The consensus among those on the right-hand second row of the court room yesterday was that the defense’s rambling, repetitive approach to cross examination is a deliberate strategy to wear the jury down — to lull them into reasonable doubt by making Fitzgerald’s crisp narrative (Basically: “He lied. And he meant to lie.”) seem like a distant memory.
The strategy is working on reporters, at least. The long-winded explication of minor incidents (remember the great Buffalo News Mark Sommers controversy of 2004!?!), plus the warm room and the white noise machine that renders sidebar conversations inaudible has certainly seemed to heighten the suggestibility of some press commentators on the trial.
Hence the mainstream media’s uniformity of coverage regarding yesterday’s testimony. All together now: Isn’t it weird to see Tim Russert answering questions, instead of asking them? This was the main thrust of the stories in both the WP and NYT, as well as Forbes. At least when bloggers are being lazy, they get to stay in their pajamas.

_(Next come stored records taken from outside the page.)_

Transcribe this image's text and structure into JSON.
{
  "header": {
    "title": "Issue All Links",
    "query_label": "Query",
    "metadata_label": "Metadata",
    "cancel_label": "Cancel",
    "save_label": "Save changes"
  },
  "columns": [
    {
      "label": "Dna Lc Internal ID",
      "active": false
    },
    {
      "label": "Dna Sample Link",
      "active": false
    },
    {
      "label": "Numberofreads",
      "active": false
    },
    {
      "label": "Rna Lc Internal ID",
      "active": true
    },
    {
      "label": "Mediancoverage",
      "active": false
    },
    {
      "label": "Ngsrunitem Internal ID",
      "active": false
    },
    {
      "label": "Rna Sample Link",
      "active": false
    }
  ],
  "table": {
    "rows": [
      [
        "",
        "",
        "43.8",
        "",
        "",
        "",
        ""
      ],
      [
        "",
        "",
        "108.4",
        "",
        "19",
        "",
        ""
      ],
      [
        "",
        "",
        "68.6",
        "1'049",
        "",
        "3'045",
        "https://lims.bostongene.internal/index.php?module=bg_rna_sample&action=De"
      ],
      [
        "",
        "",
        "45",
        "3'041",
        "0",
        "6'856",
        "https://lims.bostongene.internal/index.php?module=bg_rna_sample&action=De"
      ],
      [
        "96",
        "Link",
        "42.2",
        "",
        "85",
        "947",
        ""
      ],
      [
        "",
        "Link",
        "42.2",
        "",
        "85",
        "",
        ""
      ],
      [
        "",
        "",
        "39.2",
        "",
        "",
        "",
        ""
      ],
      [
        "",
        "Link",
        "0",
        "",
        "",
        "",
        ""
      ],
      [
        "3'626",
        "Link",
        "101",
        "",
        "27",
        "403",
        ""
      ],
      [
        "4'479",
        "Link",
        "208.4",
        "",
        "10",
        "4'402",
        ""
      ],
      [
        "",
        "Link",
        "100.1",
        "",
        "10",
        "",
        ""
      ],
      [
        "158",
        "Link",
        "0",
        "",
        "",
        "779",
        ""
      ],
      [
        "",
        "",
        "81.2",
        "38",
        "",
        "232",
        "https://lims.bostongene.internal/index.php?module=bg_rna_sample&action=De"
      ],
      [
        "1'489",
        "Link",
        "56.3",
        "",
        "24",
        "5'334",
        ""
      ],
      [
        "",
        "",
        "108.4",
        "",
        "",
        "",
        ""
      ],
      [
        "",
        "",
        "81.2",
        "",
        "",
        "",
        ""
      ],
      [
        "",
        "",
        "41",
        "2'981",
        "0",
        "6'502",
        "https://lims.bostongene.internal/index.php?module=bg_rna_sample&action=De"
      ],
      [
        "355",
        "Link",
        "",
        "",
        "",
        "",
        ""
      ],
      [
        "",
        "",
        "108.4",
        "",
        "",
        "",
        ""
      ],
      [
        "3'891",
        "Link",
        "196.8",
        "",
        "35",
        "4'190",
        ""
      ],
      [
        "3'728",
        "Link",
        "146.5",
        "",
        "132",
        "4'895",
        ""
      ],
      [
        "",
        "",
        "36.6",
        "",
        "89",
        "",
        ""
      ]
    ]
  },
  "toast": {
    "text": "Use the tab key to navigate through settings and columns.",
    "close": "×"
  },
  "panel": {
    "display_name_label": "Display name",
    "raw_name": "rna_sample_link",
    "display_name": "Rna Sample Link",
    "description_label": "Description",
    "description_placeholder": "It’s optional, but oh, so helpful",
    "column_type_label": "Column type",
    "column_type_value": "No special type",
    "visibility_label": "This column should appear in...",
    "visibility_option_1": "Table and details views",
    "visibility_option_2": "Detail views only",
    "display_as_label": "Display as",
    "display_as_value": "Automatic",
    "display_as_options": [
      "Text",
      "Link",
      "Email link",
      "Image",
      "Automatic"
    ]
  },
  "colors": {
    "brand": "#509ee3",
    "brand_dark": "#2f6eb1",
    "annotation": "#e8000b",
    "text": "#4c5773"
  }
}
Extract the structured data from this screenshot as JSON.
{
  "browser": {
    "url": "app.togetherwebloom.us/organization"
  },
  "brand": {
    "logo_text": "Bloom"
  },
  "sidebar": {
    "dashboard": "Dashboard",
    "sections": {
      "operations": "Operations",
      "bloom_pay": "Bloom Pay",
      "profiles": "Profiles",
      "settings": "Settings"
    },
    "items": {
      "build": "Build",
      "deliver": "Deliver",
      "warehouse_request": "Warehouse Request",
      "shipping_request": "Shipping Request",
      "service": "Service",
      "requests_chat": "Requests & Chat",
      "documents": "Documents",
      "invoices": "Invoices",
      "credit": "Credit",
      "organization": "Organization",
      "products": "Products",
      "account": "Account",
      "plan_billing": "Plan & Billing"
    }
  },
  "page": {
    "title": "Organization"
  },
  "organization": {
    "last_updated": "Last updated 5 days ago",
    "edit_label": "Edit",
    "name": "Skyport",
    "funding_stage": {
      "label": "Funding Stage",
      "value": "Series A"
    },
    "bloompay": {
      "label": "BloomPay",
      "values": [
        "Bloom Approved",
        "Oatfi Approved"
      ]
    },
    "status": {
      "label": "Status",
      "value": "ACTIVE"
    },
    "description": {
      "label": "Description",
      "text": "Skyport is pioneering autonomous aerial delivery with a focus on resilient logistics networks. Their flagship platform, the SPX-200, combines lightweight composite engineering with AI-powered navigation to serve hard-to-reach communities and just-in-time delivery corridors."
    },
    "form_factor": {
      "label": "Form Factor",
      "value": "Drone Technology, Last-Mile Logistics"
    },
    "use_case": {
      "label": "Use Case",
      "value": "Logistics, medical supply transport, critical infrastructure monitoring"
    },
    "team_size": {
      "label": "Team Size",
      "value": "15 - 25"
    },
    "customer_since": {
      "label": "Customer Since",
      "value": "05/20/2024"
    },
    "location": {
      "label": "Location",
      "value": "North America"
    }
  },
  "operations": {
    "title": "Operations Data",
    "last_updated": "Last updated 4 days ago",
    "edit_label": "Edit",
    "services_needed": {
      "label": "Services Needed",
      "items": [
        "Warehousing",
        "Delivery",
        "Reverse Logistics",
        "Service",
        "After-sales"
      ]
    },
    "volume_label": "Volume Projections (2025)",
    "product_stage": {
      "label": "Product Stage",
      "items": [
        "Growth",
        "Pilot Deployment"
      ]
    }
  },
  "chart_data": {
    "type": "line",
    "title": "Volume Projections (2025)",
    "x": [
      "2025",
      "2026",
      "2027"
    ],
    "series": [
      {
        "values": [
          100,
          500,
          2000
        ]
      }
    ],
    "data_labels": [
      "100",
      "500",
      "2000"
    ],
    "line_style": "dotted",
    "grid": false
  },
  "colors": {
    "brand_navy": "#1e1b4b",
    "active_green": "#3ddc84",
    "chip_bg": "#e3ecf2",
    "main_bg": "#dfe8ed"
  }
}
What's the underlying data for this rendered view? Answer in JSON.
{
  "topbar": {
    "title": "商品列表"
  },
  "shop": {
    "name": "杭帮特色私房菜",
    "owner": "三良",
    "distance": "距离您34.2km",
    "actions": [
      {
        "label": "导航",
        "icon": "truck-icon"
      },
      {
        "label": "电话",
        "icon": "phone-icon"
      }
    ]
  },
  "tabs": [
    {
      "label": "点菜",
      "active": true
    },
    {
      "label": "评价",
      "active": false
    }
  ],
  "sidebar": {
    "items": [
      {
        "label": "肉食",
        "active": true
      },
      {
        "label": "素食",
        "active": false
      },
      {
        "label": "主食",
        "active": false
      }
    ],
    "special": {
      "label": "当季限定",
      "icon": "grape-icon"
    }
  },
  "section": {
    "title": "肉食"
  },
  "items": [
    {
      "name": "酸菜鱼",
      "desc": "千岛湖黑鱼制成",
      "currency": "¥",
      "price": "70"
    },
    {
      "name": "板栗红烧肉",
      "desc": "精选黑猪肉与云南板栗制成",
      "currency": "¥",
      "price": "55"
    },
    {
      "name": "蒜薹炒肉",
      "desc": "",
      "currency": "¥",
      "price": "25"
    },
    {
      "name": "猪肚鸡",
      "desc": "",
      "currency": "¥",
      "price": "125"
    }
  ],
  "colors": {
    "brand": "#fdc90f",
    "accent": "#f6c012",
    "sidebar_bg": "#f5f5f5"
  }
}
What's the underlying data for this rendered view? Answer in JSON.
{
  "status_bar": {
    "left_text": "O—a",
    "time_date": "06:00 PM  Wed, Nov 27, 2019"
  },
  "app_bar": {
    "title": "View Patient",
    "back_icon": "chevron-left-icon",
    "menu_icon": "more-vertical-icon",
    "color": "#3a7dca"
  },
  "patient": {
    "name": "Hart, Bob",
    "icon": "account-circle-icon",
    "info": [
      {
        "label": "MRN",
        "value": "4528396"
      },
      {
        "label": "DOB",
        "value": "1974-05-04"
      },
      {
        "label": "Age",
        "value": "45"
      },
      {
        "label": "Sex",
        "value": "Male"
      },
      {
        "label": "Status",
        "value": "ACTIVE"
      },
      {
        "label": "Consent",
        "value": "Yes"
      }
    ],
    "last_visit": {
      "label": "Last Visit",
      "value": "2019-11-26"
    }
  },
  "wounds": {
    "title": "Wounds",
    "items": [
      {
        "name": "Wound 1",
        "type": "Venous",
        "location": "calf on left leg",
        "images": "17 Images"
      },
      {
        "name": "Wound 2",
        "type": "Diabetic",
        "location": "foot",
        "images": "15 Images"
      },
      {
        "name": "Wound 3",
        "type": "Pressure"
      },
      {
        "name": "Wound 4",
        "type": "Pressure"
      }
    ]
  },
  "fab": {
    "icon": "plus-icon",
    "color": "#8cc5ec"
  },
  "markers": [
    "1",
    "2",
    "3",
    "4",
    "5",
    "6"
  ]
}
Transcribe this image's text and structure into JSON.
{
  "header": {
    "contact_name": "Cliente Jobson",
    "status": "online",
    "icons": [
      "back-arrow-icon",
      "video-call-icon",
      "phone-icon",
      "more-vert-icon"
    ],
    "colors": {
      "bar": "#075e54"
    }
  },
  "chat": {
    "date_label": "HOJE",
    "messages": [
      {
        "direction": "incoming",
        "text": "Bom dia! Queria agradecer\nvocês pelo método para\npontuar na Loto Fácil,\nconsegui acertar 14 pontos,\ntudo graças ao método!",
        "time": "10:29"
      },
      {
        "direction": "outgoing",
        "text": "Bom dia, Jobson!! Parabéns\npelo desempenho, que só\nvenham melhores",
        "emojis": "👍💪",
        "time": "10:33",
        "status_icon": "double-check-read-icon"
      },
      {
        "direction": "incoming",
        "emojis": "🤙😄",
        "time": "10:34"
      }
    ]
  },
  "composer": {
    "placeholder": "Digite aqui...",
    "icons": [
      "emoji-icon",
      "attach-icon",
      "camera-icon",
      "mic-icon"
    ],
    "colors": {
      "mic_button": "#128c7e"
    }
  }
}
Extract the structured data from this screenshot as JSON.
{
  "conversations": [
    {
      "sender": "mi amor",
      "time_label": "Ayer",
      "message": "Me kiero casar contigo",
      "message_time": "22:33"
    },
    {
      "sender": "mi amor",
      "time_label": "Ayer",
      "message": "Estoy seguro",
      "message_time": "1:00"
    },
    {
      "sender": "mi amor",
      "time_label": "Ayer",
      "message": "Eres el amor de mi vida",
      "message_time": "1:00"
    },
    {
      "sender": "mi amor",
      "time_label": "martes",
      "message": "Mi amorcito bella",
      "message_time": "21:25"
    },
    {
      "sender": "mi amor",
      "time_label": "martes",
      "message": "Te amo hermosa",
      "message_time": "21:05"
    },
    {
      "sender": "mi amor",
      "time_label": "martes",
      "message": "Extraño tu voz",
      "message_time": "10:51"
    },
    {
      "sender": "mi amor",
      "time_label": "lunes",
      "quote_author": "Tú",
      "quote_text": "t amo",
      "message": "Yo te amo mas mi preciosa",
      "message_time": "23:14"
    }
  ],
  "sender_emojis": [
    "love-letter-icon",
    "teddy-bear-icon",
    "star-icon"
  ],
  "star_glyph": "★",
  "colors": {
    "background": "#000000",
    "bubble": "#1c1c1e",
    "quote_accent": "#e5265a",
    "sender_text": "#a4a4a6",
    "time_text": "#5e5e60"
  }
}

But yesterday’s questioning also revealed a deeper and more subtle irony, one that, so far, has only been seized upon by bloggers: Tim Russert’s initial righteous refusal to submit to a grand jury subpoena about his conversations with Scooter Libby came after he had already talked quite freely with an FBI agent about that very conversation.
Russert’s defense for the change of heart (“Let me tell you about Scooter” vs. “I am a journalist and that is all you will get from me!”) cuts some very fine distinctions. First, Russert argued that the FBI agent asked only about his end of the conversation, based on information he had already gotten from Libby. By this logic, Russert was not revealing his source nor was he telling the FBI what information he got from the source. All of which makes sense — except when you recall Russert and NBC’s later motion to quash the subpoena claimed that Libby was a source, and that Russert would refuse to even acknowledge that the conversation took place, much less confirm his exact words in it.
The other straw Russert grasped has slightly more substance: He talked to the FBI agent because the agent’s questions were limited in scope. The initial grand jury subpoena, on the other hand, could have led to a “fishing expedition,” requiring Russert to admit to all sort of conversations with all sorts of officials. Ultimately, Russert did comply with the subpoena, after negotiating with the special counsel to also limit the scope of his questions.
I have no idea what the jury might make of Russert’s wriggliness. It may seem a straightforward case of hypocrisy — certainly, that’s what the defense would like the jury to think, a position that, oddly, puts the Libby defense team squarely on the side of the lefty blogosphere. Of course, Libby’s lawyers have different reasons for wanting to make Russert seem slimy.
For the lawyers, it just goes to the general atmosphere of mistrust of reporters they’d like to sow among the jury. For the lefty blogosphere, it’s part of their long-running feud against the mainstream media, proving yet again that Washington is one roving cocktail party where no one is serious about the news and personal relationships trump national interest, and, even more specifically, that Russert unnecessarily gummed up the wheels of justice, thus preventing Fitzgerald from moving more quickly to … to … I suppose get Libby on trial even earlier.
The media’s knee-jerk reaction to subpoenas probably doesn’t make sense to anyone whose livelihood is not wrapped up in the conventions of traditional journalism. Under those conventions, all threats to the First Amendment must be answered in a tone of high moral dudgeon. These proclamations look pompous and self-serving when deployed by the GE-owned broadcast network on the part of a well-paid talk show host — over a matter that has at its core shockingly petty yet potentially criminal behavior on the part of the Office of the Vice President. But remember, the no less jowly but exponentially sleazier Larry Flynt got to play a similar role, trying to protect subject matter less tragic but just as disgusting. The press doesn’t get to pick its martyrs — and those who really want the role are rarely the ones you want to see in it.